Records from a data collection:
****************************************
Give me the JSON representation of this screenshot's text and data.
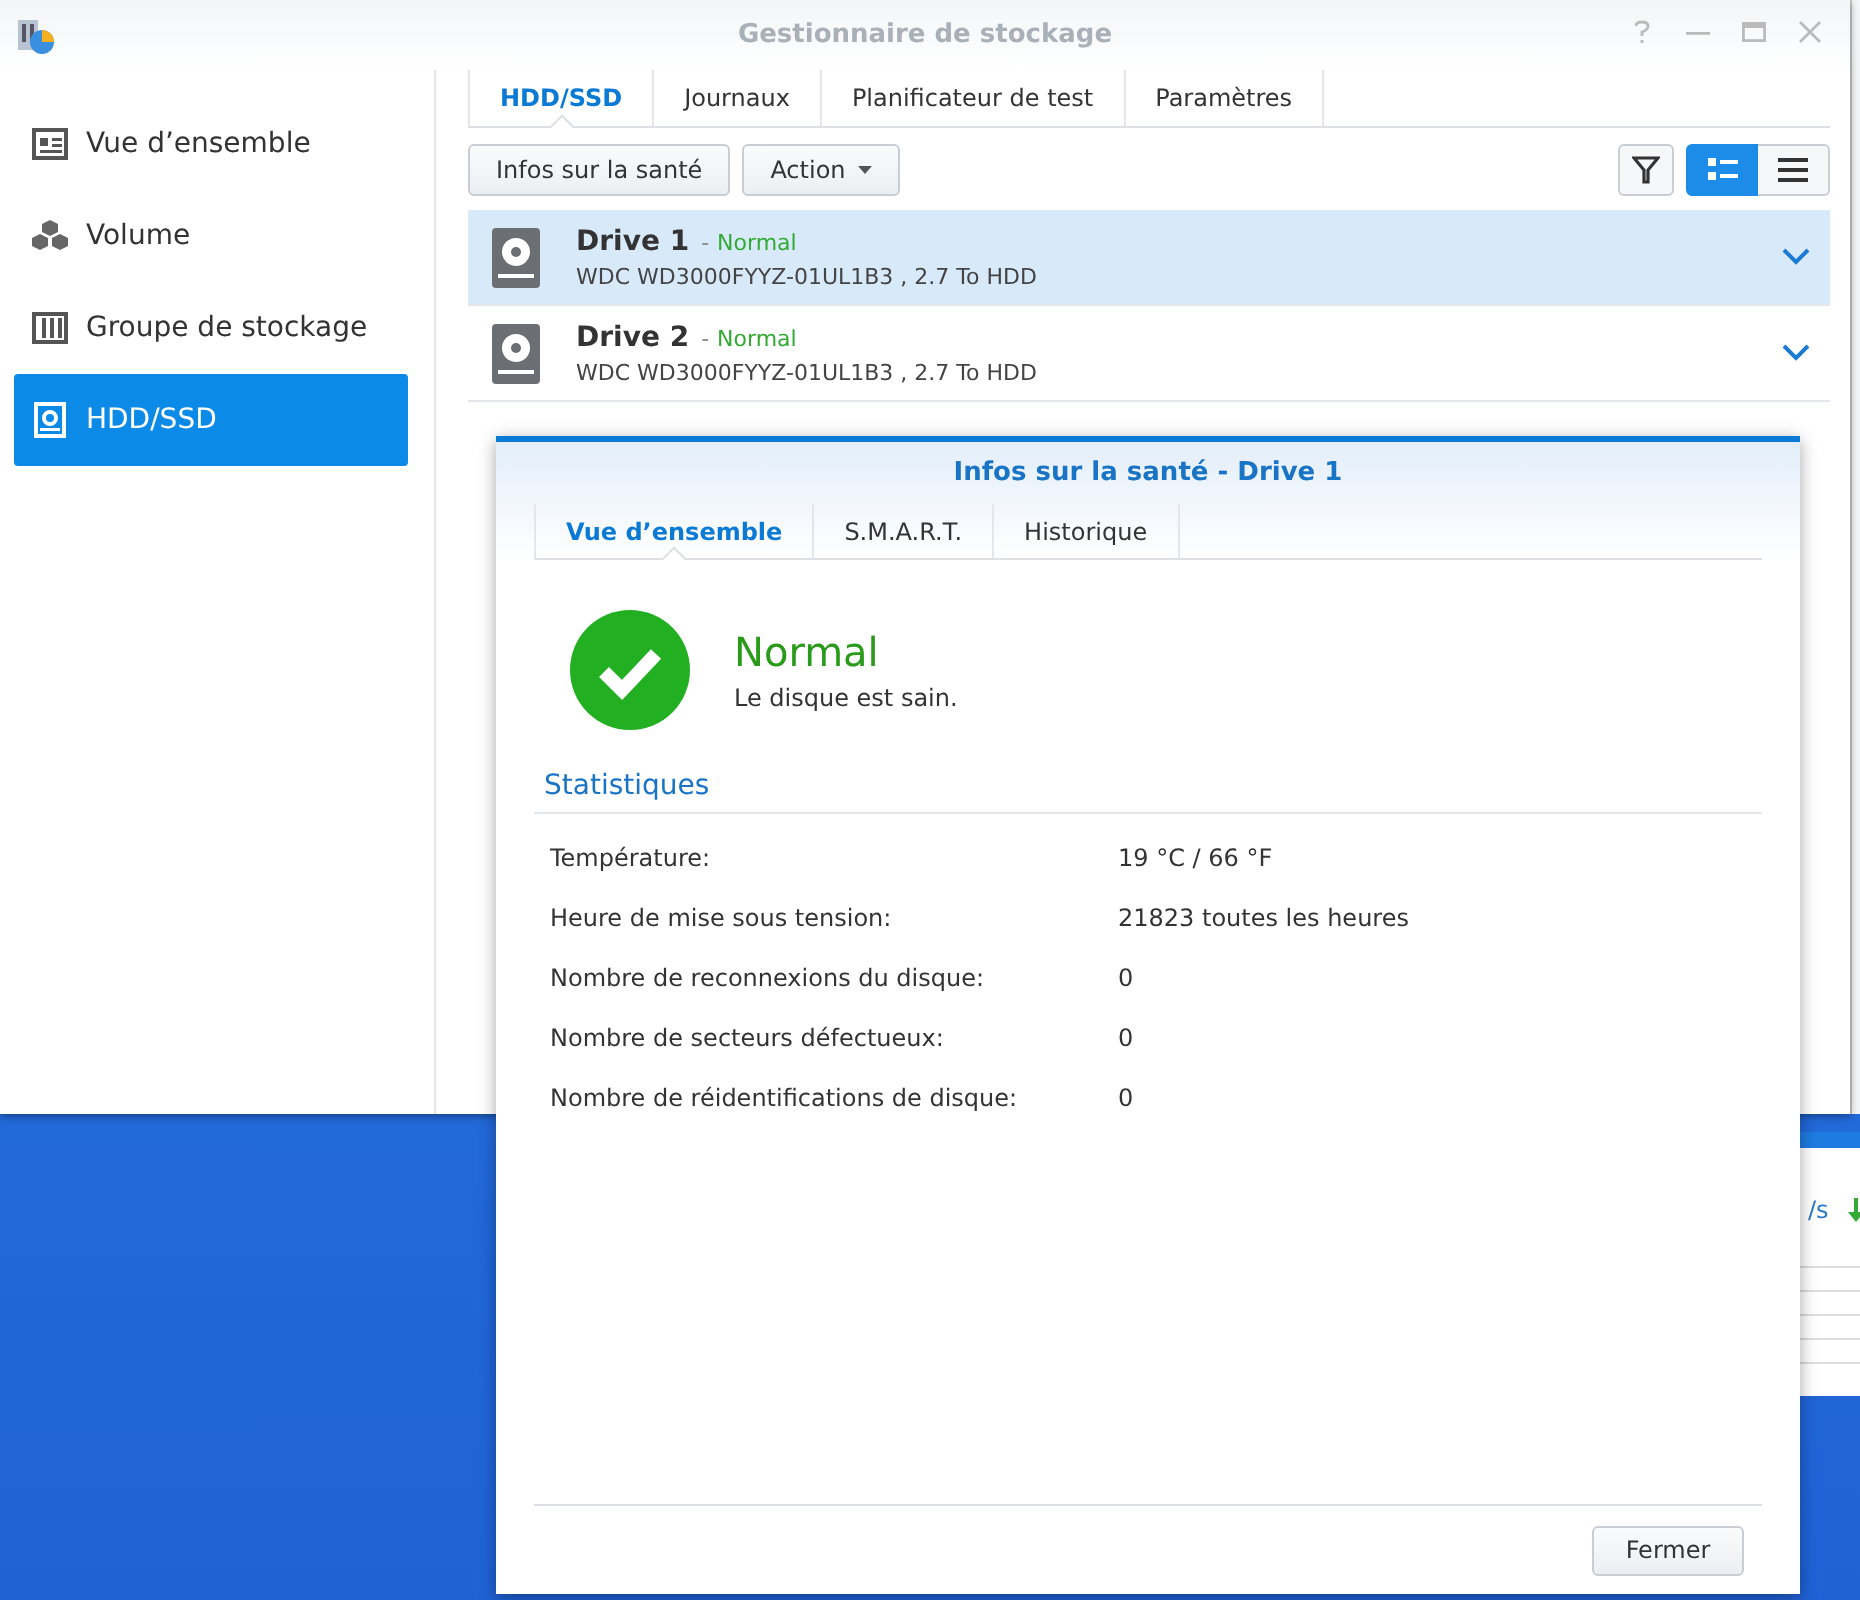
{
  "window": {
    "title": "Gestionnaire de stockage"
  },
  "sidebar": {
    "items": [
      {
        "label": "Vue d’ensemble",
        "selected": false
      },
      {
        "label": "Volume",
        "selected": false
      },
      {
        "label": "Groupe de stockage",
        "selected": false
      },
      {
        "label": "HDD/SSD",
        "selected": true
      }
    ]
  },
  "tabs": [
    {
      "label": "HDD/SSD",
      "selected": true
    },
    {
      "label": "Journaux",
      "selected": false
    },
    {
      "label": "Planificateur de test",
      "selected": false
    },
    {
      "label": "Paramètres",
      "selected": false
    }
  ],
  "toolbar": {
    "buttons": [
      {
        "label": "Infos sur la santé",
        "kind": "plain"
      },
      {
        "label": "Action",
        "kind": "menu"
      }
    ],
    "view_modes": [
      {
        "selected": true
      },
      {
        "selected": false
      }
    ]
  },
  "drives": [
    {
      "name": "Drive 1",
      "separator": "-",
      "status": "Normal",
      "detail": "WDC WD3000FYYZ-01UL1B3 , 2.7 To HDD",
      "selected": true
    },
    {
      "name": "Drive 2",
      "separator": "-",
      "status": "Normal",
      "detail": "WDC WD3000FYYZ-01UL1B3 , 2.7 To HDD",
      "selected": false
    }
  ],
  "dialog": {
    "title": "Infos sur la santé - Drive 1",
    "tabs": [
      {
        "label": "Vue d’ensemble",
        "selected": true
      },
      {
        "label": "S.M.A.R.T.",
        "selected": false
      },
      {
        "label": "Historique",
        "selected": false
      }
    ],
    "status": {
      "title": "Normal",
      "message": "Le disque est sain."
    },
    "section_title": "Statistiques",
    "stats": [
      {
        "label": "Température:",
        "value": "19 °C / 66 °F"
      },
      {
        "label": "Heure de mise sous tension:",
        "value": "21823 toutes les heures"
      },
      {
        "label": "Nombre de reconnexions du disque:",
        "value": "0"
      },
      {
        "label": "Nombre de secteurs défectueux:",
        "value": "0"
      },
      {
        "label": "Nombre de réidentifications de disque:",
        "value": "0"
      }
    ],
    "buttons": [
      "Fermer"
    ]
  },
  "background_window": {
    "text": "/s"
  }
}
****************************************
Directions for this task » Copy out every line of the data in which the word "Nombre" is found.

Answer to this task »
        "label": "Nombre de reconnexions du disque:",
        "label": "Nombre de secteurs défectueux:",
        "label": "Nombre de réidentifications de disque:",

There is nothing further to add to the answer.